▸ Instructions to follow
The output should be the records themselves, given again exactly.
++++ Study material ++++
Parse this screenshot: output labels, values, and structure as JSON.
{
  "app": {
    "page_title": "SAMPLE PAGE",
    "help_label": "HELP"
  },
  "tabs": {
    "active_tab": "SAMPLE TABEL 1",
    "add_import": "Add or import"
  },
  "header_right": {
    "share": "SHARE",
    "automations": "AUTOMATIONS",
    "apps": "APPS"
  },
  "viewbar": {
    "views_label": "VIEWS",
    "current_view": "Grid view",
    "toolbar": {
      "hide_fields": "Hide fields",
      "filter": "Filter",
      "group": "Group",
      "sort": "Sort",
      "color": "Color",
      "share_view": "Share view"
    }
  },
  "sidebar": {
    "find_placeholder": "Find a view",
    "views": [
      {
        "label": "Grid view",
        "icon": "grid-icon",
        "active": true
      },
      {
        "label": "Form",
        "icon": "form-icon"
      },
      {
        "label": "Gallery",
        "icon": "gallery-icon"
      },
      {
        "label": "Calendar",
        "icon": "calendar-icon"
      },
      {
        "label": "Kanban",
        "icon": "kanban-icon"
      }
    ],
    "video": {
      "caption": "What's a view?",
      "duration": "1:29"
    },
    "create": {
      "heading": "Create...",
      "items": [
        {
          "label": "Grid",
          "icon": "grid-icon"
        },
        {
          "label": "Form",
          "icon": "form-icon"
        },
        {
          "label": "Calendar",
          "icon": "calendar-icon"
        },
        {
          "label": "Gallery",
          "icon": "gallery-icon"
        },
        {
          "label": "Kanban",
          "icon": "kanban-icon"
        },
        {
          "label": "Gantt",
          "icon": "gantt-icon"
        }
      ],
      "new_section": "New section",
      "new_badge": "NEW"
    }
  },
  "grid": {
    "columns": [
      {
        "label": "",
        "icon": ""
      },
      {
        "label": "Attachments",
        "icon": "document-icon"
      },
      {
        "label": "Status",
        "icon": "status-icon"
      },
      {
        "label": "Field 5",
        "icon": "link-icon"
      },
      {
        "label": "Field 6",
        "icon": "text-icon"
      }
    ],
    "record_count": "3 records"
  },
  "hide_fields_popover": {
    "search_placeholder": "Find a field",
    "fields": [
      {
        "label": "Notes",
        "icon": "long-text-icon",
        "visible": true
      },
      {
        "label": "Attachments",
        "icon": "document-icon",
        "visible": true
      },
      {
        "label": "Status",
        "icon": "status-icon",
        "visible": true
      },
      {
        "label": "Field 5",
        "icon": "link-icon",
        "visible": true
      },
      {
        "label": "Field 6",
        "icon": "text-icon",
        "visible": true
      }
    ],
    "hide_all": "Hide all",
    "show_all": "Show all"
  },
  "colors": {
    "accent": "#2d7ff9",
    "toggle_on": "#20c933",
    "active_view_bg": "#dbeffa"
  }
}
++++
▸ Output of the task
Parse this screenshot: output labels, values, and structure as JSON.
{
  "app": {
    "page_title": "SAMPLE PAGE",
    "help_label": "HELP"
  },
  "tabs": {
    "active_tab": "SAMPLE TABEL 1",
    "add_import": "Add or import"
  },
  "header_right": {
    "share": "SHARE",
    "automations": "AUTOMATIONS",
    "apps": "APPS"
  },
  "viewbar": {
    "views_label": "VIEWS",
    "current_view": "Grid view",
    "toolbar": {
      "hide_fields": "Hide fields",
      "filter": "Filter",
      "group": "Group",
      "sort": "Sort",
      "color": "Color",
      "share_view": "Share view"
    }
  },
  "sidebar": {
    "find_placeholder": "Find a view",
    "views": [
      {
        "label": "Grid view",
        "icon": "grid-icon",
        "active": true
      },
      {
        "label": "Form",
        "icon": "form-icon"
      },
      {
        "label": "Gallery",
        "icon": "gallery-icon"
      },
      {
        "label": "Calendar",
        "icon": "calendar-icon"
      },
      {
        "label": "Kanban",
        "icon": "kanban-icon"
      }
    ],
    "video": {
      "caption": "What's a view?",
      "duration": "1:29"
    },
    "create": {
      "heading": "Create...",
      "items": [
        {
          "label": "Grid",
          "icon": "grid-icon"
        },
        {
          "label": "Form",
          "icon": "form-icon"
        },
        {
          "label": "Calendar",
          "icon": "calendar-icon"
        },
        {
          "label": "Gallery",
          "icon": "gallery-icon"
        },
        {
          "label": "Kanban",
          "icon": "kanban-icon"
        },
        {
          "label": "Gantt",
          "icon": "gantt-icon"
        }
      ],
      "new_section": "New section",
      "new_badge": "NEW"
    }
  },
  "grid": {
    "columns": [
      {
        "label": "",
        "icon": ""
      },
      {
        "label": "Attachments",
        "icon": "document-icon"
      },
      {
        "label": "Status",
        "icon": "status-icon"
      },
      {
        "label": "Field 5",
        "icon": "link-icon"
      },
      {
        "label": "Field 6",
        "icon": "text-icon"
      }
    ],
    "record_count": "3 records"
  },
  "hide_fields_popover": {
    "search_placeholder": "Find a field",
    "fields": [
      {
        "label": "Notes",
        "icon": "long-text-icon",
        "visible": true
      },
      {
        "label": "Attachments",
        "icon": "document-icon",
        "visible": true
      },
      {
        "label": "Status",
        "icon": "status-icon",
        "visible": true
      },
      {
        "label": "Field 5",
        "icon": "link-icon",
        "visible": true
      },
      {
        "label": "Field 6",
        "icon": "text-icon",
        "visible": true
      }
    ],
    "hide_all": "Hide all",
    "show_all": "Show all"
  },
  "colors": {
    "accent": "#2d7ff9",
    "toggle_on": "#20c933",
    "active_view_bg": "#dbeffa"
  }
}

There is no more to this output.